Gather each line containing the string "this" from these entries.

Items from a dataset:
=== Begin Enclosure ===

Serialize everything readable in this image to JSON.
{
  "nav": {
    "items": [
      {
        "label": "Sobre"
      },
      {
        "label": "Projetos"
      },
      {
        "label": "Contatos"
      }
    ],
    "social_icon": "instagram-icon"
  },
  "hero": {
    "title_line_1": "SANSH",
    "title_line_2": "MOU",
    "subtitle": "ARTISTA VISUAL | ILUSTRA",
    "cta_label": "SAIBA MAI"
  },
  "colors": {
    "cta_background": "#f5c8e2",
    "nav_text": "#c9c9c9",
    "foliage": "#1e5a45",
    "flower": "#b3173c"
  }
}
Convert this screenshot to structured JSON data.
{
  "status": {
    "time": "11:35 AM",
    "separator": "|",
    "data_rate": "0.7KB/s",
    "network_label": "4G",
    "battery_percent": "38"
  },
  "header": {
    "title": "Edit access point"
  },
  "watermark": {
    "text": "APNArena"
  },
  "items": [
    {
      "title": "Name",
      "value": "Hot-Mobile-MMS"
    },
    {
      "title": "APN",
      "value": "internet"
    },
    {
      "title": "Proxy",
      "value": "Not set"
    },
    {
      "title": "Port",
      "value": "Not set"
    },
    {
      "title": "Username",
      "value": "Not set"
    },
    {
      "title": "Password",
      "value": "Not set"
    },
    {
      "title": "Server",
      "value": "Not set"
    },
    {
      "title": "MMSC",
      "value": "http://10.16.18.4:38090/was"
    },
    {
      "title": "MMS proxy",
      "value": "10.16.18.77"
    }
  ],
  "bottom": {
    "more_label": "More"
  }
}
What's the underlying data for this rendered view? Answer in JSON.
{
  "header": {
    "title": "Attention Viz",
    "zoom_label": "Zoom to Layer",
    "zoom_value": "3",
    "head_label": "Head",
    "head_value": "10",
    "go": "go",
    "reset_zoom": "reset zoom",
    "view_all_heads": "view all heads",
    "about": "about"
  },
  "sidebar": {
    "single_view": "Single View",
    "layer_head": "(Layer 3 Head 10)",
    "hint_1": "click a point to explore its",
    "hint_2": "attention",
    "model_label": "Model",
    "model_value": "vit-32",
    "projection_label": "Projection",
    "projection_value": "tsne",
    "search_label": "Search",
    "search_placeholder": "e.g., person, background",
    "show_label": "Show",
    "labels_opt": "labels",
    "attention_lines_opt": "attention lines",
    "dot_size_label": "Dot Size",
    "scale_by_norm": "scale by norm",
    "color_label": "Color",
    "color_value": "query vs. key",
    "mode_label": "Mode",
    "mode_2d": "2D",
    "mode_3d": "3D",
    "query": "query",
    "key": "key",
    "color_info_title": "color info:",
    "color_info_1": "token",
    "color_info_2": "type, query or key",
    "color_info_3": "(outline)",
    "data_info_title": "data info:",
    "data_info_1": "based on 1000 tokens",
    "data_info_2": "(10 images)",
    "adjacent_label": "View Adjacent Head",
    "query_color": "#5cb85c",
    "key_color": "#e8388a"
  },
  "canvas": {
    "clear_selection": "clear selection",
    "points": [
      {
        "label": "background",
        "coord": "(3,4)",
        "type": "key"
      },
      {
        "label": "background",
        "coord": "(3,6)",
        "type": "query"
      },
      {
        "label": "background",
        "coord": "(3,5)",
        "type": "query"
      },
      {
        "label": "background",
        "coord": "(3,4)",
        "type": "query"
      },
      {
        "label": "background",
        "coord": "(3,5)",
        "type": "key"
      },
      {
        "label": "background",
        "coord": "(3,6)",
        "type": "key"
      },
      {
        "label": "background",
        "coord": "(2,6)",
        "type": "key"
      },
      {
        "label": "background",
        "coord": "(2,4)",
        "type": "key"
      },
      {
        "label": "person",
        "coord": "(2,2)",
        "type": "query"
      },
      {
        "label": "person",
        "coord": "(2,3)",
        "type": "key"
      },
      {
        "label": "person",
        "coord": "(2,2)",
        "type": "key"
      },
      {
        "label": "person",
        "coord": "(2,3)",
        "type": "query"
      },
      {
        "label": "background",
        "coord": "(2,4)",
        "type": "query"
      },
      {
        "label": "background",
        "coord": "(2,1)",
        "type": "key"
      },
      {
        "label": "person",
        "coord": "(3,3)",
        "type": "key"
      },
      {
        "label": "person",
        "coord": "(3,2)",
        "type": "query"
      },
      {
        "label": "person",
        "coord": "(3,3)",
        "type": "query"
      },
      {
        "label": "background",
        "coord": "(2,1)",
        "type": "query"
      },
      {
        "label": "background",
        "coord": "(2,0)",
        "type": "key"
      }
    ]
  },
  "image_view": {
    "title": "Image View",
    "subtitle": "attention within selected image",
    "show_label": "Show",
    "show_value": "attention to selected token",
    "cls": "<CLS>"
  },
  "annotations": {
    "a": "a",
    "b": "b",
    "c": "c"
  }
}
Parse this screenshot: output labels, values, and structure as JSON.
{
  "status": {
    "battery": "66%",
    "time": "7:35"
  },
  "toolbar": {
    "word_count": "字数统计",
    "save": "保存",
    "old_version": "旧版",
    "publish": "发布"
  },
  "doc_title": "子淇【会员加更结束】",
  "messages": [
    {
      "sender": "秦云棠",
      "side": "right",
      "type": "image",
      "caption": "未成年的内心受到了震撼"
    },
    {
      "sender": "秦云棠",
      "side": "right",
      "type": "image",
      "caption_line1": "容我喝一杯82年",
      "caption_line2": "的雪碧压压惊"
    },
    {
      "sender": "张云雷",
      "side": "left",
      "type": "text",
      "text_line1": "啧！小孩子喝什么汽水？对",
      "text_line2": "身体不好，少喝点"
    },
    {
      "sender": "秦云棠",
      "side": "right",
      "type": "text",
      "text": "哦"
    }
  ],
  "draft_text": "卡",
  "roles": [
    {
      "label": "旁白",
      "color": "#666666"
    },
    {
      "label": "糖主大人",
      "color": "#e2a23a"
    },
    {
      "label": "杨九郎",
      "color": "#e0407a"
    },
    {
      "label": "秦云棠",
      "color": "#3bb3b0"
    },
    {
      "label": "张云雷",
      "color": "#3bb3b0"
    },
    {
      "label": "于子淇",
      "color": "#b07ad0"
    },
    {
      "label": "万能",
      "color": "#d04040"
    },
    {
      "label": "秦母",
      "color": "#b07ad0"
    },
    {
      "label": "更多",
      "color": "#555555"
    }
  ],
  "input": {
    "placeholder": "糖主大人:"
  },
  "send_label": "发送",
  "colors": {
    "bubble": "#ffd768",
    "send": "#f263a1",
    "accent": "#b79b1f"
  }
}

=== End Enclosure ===

**Exercise result:**
Serialize everything readable in this image to JSON.
Convert this screenshot to structured JSON data.
What's the underlying data for this rendered view? Answer in JSON.
Parse this screenshot: output labels, values, and structure as JSON.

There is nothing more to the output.